Tim set-off, wading deep snow and crossing the bergschrund beneath the jet stream of ice clinging to corners and dripping from overhangs until the ice hit the col beneath the summit of Mont Maudit. I followed in his steps and clipped to a belay the big guy had built by the side of the first steepening.
There were many times I thought I would not outlive my Mum, I thought she would be in that unenviable situation which, I’m sure, most parents dread, of outliving one of their children. I was wrong and as Tim and I climbed higher and the wind on the col increased, throwing spindrift and the odd rock down the line, the situation felt different this time and I realised for the first time in my climbing, if I died, there of course would be sadness and upset from friends and family, but the one person who would have been devastated was now gone. Mum always took a delight and interest in whatever activities my sister and I were into, to the point that when I became interested in mountaineering and climbing, within months she could name mountains, mountaineers, Scottish winter climbs, summer rock climbs, Alpine climbs, Himalayan climbs, South American climbs – the lot, and she could enter into conversation about the subject with confidence. This of course was not always the best, as pulling the wool over Mum’s eyes about some of the climbs I attempted was now impossible. I’m glad she never found out about my fascination with The Bells, the bells! That would have worried her.
Leaving the sun, climbing into the shadow, into the confined icy corner – images and memories flow with every drag of the pick, every kick and swing and pull… I could see Mum now, totally worn-out, falling asleep in a comfy chair with a half filled mug of strong coffee balanced by her side, sometimes, so tiered, the mug fell from her hand. Strong, instant coffee was certainly a big part of Mum’s life and she was seldom without one and it was generally partnered with a super long cigarette. It says something to her drive and determination, that after nearly fifty years of smoking, one day she decided to give up…

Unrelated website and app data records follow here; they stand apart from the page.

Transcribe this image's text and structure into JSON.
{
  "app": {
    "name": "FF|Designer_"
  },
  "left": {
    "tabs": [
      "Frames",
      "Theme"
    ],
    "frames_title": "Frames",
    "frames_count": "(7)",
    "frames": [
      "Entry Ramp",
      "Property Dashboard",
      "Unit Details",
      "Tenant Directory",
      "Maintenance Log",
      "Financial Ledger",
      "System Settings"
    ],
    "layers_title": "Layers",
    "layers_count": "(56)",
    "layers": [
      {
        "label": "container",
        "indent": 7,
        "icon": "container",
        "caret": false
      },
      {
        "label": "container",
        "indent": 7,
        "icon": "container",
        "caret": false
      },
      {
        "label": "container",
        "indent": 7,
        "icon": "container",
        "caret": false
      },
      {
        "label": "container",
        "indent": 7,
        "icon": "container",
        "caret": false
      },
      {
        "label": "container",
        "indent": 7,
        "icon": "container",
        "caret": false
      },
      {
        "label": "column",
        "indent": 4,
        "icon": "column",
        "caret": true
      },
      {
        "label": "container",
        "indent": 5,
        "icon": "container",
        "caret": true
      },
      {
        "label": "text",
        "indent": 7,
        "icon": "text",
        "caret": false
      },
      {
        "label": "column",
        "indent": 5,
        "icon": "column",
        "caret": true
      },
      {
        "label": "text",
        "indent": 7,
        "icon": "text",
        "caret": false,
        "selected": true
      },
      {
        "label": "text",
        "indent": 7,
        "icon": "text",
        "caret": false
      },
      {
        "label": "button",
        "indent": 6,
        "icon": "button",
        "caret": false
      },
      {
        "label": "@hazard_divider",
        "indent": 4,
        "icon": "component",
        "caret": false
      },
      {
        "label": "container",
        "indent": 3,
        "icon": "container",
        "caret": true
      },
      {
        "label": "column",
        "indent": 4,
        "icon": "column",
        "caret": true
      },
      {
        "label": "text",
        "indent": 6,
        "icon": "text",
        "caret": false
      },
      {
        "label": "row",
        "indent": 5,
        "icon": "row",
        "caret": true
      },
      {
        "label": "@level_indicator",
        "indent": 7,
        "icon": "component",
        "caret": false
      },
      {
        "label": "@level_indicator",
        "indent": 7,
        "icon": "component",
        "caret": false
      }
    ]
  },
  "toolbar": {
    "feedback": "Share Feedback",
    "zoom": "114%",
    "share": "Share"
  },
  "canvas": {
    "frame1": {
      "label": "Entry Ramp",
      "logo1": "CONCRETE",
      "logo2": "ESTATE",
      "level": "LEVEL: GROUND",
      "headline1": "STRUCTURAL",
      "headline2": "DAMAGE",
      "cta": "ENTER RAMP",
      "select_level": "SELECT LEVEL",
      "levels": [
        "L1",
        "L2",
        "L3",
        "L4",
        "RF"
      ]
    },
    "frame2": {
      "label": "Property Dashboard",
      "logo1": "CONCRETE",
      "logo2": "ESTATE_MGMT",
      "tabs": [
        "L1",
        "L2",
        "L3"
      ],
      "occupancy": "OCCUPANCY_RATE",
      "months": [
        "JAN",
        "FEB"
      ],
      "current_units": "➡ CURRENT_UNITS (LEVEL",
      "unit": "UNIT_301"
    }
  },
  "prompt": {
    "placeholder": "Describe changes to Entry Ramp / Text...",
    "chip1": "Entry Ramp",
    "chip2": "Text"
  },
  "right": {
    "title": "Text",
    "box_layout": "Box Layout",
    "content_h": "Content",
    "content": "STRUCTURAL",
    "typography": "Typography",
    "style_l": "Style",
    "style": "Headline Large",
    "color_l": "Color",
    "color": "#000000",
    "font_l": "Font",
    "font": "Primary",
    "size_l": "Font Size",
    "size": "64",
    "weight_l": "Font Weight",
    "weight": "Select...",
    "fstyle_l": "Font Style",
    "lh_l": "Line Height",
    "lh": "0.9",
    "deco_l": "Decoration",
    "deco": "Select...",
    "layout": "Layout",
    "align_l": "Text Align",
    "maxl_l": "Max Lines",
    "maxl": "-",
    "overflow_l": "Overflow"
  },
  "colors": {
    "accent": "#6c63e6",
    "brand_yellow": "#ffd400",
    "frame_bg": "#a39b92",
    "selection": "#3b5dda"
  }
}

… up, up above, spindrift rips into the blue sky, it swirls… clouds like kettle steam, like Starling murmuration, like cigarette smoke,
… Stoke Bruerne in Northamptonshire feels fitting as I stand in the damp cold with my nephew Jake, Kyle, my niece’s husband and Farmer Tim, my sisters long-time friend and wait for the hearse.
Mum retired in her early sixties, and still full of zest for life, decided with Dad to sell-up and live a nomadic lifestyle on the canals. They had their first narrowboat commissioned and called her Emma after her grandfather, Captain Barrett’s ship, which had been shipwrecked off the coast of Flamborough head and they both travelled extensively around the English canals. Always ready for a challenge they tackled the tidal Thames on numerous occasions and then decided it would be ‘more fun’ to have a larger boat and bought Jasper, a 70ft traditional narrow boat. They continued to travel around the canals with Mum jumping on and off the boat to open all of the locks until old age caught up and eventually they moored up at stoke Bruerne and didn’t move again.
The skeletal trees stand either side of the wooden church gates and in the branches above are Starlings, such beautiful intelligent birds, certainly not ferret food and like the rest of us, deserving of life .